▸ **Assignment**
Your answer should be every line below that includes the word "structure".

*** Opening of Materials provided ***

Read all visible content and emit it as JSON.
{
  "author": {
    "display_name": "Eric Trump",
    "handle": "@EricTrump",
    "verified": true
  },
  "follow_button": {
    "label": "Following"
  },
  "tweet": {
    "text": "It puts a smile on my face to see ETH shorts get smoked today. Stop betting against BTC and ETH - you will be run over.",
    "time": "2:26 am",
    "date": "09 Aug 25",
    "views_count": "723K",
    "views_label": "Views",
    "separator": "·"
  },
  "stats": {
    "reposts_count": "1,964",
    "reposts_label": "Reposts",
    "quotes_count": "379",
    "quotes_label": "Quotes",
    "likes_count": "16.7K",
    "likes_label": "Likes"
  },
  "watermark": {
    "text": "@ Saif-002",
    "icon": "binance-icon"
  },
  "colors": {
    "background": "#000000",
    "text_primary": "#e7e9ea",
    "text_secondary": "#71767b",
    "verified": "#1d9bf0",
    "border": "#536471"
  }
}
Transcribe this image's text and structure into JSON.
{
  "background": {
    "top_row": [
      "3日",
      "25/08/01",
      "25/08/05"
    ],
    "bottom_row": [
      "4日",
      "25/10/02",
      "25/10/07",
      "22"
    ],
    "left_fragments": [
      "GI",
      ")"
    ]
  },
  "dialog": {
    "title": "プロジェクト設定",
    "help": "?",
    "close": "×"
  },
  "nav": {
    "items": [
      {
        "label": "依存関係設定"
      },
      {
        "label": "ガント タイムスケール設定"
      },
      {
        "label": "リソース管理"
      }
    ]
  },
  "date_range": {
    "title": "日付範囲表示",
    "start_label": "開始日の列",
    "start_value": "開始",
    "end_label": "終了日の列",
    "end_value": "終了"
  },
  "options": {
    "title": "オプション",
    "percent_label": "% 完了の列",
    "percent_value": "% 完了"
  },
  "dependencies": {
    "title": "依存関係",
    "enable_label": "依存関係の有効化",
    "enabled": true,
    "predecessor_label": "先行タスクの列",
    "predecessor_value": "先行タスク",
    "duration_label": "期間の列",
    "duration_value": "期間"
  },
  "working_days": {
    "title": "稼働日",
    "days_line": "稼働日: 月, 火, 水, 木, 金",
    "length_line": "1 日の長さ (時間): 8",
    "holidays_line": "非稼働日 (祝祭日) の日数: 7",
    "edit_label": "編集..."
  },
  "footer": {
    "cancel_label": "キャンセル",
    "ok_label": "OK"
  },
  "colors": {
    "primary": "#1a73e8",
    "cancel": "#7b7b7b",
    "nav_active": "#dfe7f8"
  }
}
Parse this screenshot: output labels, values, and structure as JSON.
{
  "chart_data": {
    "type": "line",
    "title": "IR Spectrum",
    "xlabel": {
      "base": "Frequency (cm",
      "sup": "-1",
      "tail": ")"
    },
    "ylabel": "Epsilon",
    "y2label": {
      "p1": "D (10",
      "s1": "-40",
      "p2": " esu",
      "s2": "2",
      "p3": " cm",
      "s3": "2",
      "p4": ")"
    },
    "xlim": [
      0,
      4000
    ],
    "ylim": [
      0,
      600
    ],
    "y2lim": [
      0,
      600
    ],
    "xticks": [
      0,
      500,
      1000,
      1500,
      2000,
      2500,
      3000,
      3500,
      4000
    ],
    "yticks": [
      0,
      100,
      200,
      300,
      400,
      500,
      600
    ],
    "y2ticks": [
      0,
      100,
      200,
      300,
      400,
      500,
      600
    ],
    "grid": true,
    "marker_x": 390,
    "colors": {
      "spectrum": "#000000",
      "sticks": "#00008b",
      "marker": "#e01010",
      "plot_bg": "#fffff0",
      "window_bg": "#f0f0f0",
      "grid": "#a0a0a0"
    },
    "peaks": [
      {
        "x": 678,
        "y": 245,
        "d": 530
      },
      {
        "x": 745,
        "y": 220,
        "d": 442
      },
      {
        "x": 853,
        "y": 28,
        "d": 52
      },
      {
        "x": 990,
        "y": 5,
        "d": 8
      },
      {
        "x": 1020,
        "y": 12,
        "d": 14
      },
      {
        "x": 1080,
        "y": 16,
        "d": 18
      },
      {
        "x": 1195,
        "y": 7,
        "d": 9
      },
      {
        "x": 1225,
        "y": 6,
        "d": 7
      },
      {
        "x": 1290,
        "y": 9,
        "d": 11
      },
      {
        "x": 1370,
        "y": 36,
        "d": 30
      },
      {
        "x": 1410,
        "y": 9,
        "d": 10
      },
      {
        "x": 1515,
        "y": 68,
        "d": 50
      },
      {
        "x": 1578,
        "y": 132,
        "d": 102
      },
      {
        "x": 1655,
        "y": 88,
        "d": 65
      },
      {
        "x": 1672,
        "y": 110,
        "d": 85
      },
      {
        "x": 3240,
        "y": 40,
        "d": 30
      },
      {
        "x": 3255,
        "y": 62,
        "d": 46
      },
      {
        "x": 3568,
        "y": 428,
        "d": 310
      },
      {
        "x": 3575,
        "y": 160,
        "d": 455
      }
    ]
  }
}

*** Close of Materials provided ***

▸ **Exercise result**
Transcribe this image's text and structure into JSON.
Parse this screenshot: output labels, values, and structure as JSON.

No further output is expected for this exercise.